luckily this news reached Europe and I was shocked....this wasn't a firefight...it was a deliberate attack on law officers...I wonder why....just random or some kind of revenge on a specific person?


I have heard many 'insane' things this guy did; he's also said to have been 'mad about being in prison' (this guy was a robber, rapist, and now murderer; he deserved prison)  I also note that he was sane enough to evade a man-hunt like no other for several days. 
I learned about this on Facebook from a friend who goes to that coffee shop.  No one else was physically hurt; the officiers were deliberately targeted and a get-away car was waiting (driver now arrested.)

Last month a Seattle officier was also executed while parked in a car.  The officer he was training was wounded in the head.  This assassin was also killed a few days later by the police after he refused to give up.  It's a bad time for local law enforcement but they know they have the community's support.
This is different I think than the Fort Hood shooting.
298  NCO Club: Off Topic Discussions / The Lounge - Get A Beer & Just Chatter Away / Re: What is the latest news from your country? on: 5 December 2009, 17:41:06
We had some bad news last Sunday when a gunman walked into a coffee shop in Lakewood WA, just south of Tacoma (which is just south of Seattle where I live), and killed four police officiers.  They were in uniform including bulltet-proof vests; one or two survived long enough to struggle with the killer and may have wounded him before he executed them. There was a huge man-hunt, national implications since he was paroled from an Arkansas prison (10 years ago) and also let out of a Washington State prison more recently.  He was killed by police a couple of days ago.  Accomplices have been arrested as well. 

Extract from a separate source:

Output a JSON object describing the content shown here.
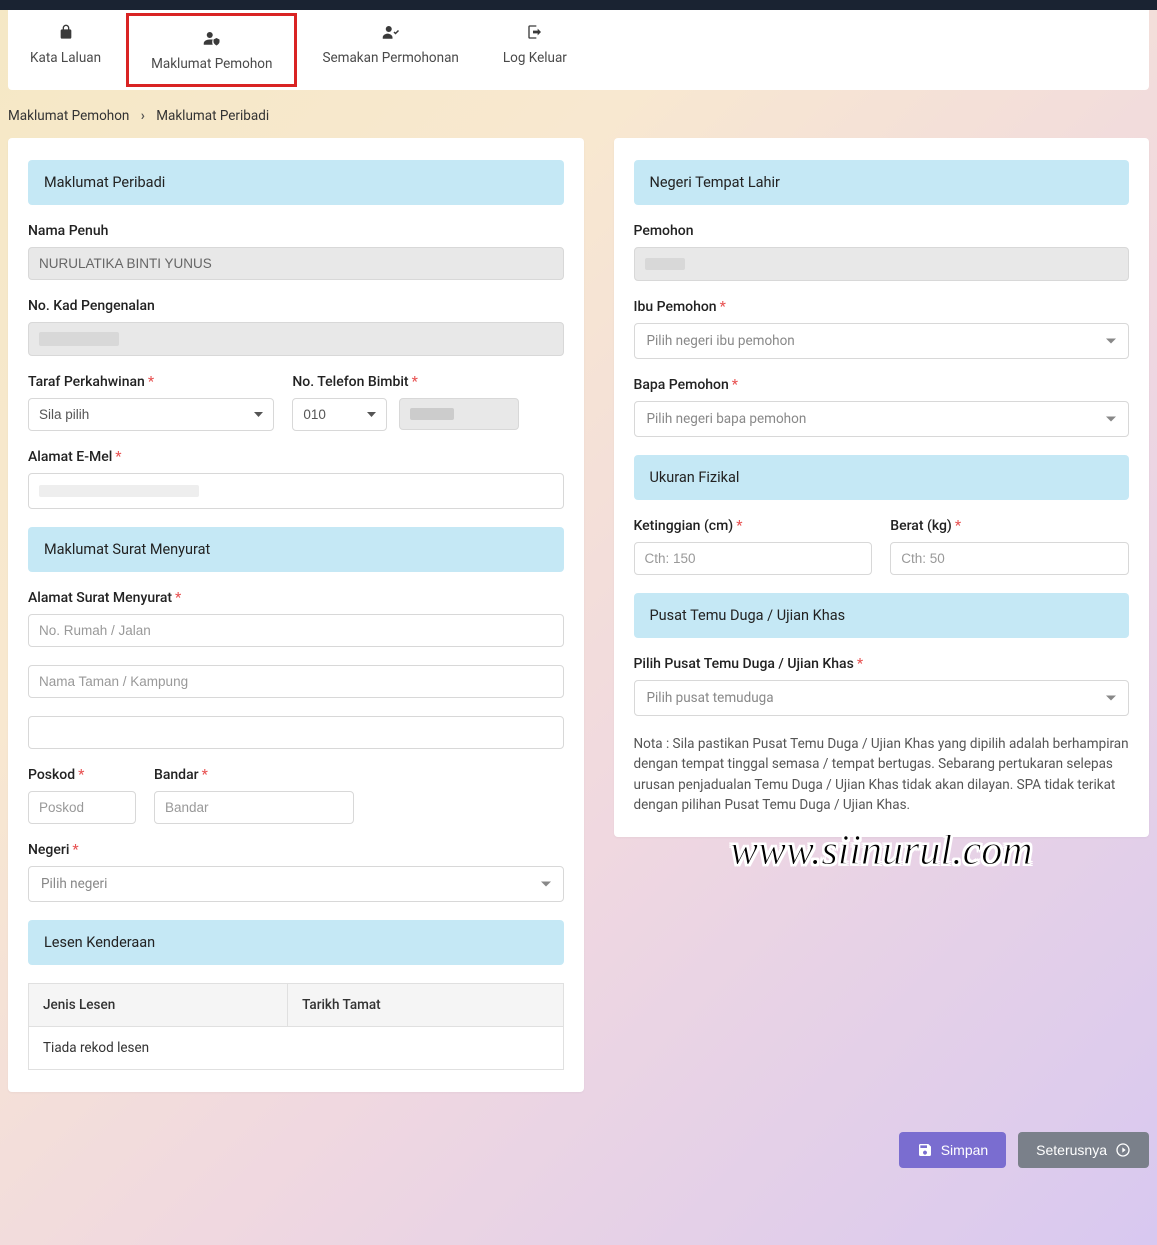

I did a quick google search and didn't really find any one article which told the whole story.  google 'Lakewood police shooting' for thousands of hits.

It's very sad--the biggest police loss in the nation in quite some time--and the officiers leave behind 9 children in all.  Will try to post some brighter news next time.

299  War & Conflicts Discussions / Tanks / Panzers / Assault guns / Re: WWII Japanese Tank, unidentified on: 4 December 2009, 03:15:21
Thanks, MR.  You know I saw that but thought it was some trick of the eye caused by the angle and distance.  the front tank on the left doesn't have the hoop-like bars around the top of the turret either.

So, the right one (and most in the background) are the Type 97 "Chi Ha".

How about Type-95 "Ha-Go" for the left one? 
300  War & Conflicts Discussions / World War II pictures/postcards/maps / US Gun Transport Training on: 4 December 2009, 03:07:31

Postcard showing US training c.1940.  Truck is towing a gun across a pontoon bridge.  Notice the soldiers sitting in the pontoons watching the trucks go by!
Pages:  1 ... 13 14 [15] 16 17 ... 37
Unique Hits: 24902679 | Sitemap
Powered by MySQL Powered by PHP Powered by SMF 1.1.16 | SMF © 2011, Simple Machines
TinyPortal v0.9.8 © Bloc
Valid XHTML 1.0! Valid CSS!


Google visited last this page 3 July 2018, 17:30:15